# [Action item]
The records are to be restated in their entirety, word for word.

# [Given records]
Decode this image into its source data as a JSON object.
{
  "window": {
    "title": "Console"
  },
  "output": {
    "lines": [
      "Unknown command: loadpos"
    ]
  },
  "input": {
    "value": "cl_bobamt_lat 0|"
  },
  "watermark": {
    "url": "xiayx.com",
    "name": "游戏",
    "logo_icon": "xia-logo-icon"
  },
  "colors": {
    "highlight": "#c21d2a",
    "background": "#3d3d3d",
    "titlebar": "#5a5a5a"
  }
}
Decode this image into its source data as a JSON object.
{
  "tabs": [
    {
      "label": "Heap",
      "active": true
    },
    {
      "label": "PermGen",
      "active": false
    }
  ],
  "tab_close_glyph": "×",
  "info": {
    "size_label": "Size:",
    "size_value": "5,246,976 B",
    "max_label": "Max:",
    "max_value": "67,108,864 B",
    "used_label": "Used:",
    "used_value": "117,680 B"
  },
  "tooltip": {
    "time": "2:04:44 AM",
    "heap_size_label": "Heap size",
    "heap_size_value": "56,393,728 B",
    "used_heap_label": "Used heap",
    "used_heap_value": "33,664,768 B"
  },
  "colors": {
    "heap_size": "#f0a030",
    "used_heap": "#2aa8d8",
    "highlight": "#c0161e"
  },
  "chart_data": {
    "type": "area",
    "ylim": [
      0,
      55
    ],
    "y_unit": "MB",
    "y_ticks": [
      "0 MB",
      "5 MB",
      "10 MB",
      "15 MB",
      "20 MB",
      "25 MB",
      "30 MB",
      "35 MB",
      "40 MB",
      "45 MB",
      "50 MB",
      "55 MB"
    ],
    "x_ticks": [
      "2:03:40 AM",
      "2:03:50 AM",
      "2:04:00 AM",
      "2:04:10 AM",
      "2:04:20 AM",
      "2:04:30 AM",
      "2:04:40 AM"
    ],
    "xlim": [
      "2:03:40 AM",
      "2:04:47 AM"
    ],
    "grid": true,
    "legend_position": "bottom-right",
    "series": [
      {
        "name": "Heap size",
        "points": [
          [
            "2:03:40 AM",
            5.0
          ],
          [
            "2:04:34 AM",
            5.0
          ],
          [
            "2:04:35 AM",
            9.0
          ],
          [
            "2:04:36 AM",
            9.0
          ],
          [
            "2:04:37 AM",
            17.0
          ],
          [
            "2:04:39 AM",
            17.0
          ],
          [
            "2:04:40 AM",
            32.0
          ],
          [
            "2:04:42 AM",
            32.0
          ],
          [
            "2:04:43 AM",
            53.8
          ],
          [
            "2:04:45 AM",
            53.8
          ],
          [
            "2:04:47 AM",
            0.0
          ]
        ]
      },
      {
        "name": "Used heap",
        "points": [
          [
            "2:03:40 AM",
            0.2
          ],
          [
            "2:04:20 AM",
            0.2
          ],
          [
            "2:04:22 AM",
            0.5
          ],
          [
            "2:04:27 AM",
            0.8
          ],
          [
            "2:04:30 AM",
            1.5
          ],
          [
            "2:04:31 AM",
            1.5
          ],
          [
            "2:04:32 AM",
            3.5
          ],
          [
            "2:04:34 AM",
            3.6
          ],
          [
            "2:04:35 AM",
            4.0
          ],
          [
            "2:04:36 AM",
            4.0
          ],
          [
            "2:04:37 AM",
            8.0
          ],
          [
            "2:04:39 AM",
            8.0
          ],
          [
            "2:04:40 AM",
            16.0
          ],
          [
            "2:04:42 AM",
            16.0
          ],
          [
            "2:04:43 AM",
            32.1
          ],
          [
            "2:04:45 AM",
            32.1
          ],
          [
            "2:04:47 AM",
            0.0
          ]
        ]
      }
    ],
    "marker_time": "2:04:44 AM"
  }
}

# [Result of this exercise]
Decode this image into its source data as a JSON object.
{
  "window": {
    "title": "Console"
  },
  "output": {
    "lines": [
      "Unknown command: loadpos"
    ]
  },
  "input": {
    "value": "cl_bobamt_lat 0|"
  },
  "watermark": {
    "url": "xiayx.com",
    "name": "游戏",
    "logo_icon": "xia-logo-icon"
  },
  "colors": {
    "highlight": "#c21d2a",
    "background": "#3d3d3d",
    "titlebar": "#5a5a5a"
  }
}
Decode this image into its source data as a JSON object.
{
  "tabs": [
    {
      "label": "Heap",
      "active": true
    },
    {
      "label": "PermGen",
      "active": false
    }
  ],
  "tab_close_glyph": "×",
  "info": {
    "size_label": "Size:",
    "size_value": "5,246,976 B",
    "max_label": "Max:",
    "max_value": "67,108,864 B",
    "used_label": "Used:",
    "used_value": "117,680 B"
  },
  "tooltip": {
    "time": "2:04:44 AM",
    "heap_size_label": "Heap size",
    "heap_size_value": "56,393,728 B",
    "used_heap_label": "Used heap",
    "used_heap_value": "33,664,768 B"
  },
  "colors": {
    "heap_size": "#f0a030",
    "used_heap": "#2aa8d8",
    "highlight": "#c0161e"
  },
  "chart_data": {
    "type": "area",
    "ylim": [
      0,
      55
    ],
    "y_unit": "MB",
    "y_ticks": [
      "0 MB",
      "5 MB",
      "10 MB",
      "15 MB",
      "20 MB",
      "25 MB",
      "30 MB",
      "35 MB",
      "40 MB",
      "45 MB",
      "50 MB",
      "55 MB"
    ],
    "x_ticks": [
      "2:03:40 AM",
      "2:03:50 AM",
      "2:04:00 AM",
      "2:04:10 AM",
      "2:04:20 AM",
      "2:04:30 AM",
      "2:04:40 AM"
    ],
    "xlim": [
      "2:03:40 AM",
      "2:04:47 AM"
    ],
    "grid": true,
    "legend_position": "bottom-right",
    "series": [
      {
        "name": "Heap size",
        "points": [
          [
            "2:03:40 AM",
            5.0
          ],
          [
            "2:04:34 AM",
            5.0
          ],
          [
            "2:04:35 AM",
            9.0
          ],
          [
            "2:04:36 AM",
            9.0
          ],
          [
            "2:04:37 AM",
            17.0
          ],
          [
            "2:04:39 AM",
            17.0
          ],
          [
            "2:04:40 AM",
            32.0
          ],
          [
            "2:04:42 AM",
            32.0
          ],
          [
            "2:04:43 AM",
            53.8
          ],
          [
            "2:04:45 AM",
            53.8
          ],
          [
            "2:04:47 AM",
            0.0
          ]
        ]
      },
      {
        "name": "Used heap",
        "points": [
          [
            "2:03:40 AM",
            0.2
          ],
          [
            "2:04:20 AM",
            0.2
          ],
          [
            "2:04:22 AM",
            0.5
          ],
          [
            "2:04:27 AM",
            0.8
          ],
          [
            "2:04:30 AM",
            1.5
          ],
          [
            "2:04:31 AM",
            1.5
          ],
          [
            "2:04:32 AM",
            3.5
          ],
          [
            "2:04:34 AM",
            3.6
          ],
          [
            "2:04:35 AM",
            4.0
          ],
          [
            "2:04:36 AM",
            4.0
          ],
          [
            "2:04:37 AM",
            8.0
          ],
          [
            "2:04:39 AM",
            8.0
          ],
          [
            "2:04:40 AM",
            16.0
          ],
          [
            "2:04:42 AM",
            16.0
          ],
          [
            "2:04:43 AM",
            32.1
          ],
          [
            "2:04:45 AM",
            32.1
          ],
          [
            "2:04:47 AM",
            0.0
          ]
        ]
      }
    ],
    "marker_time": "2:04:44 AM"
  }
}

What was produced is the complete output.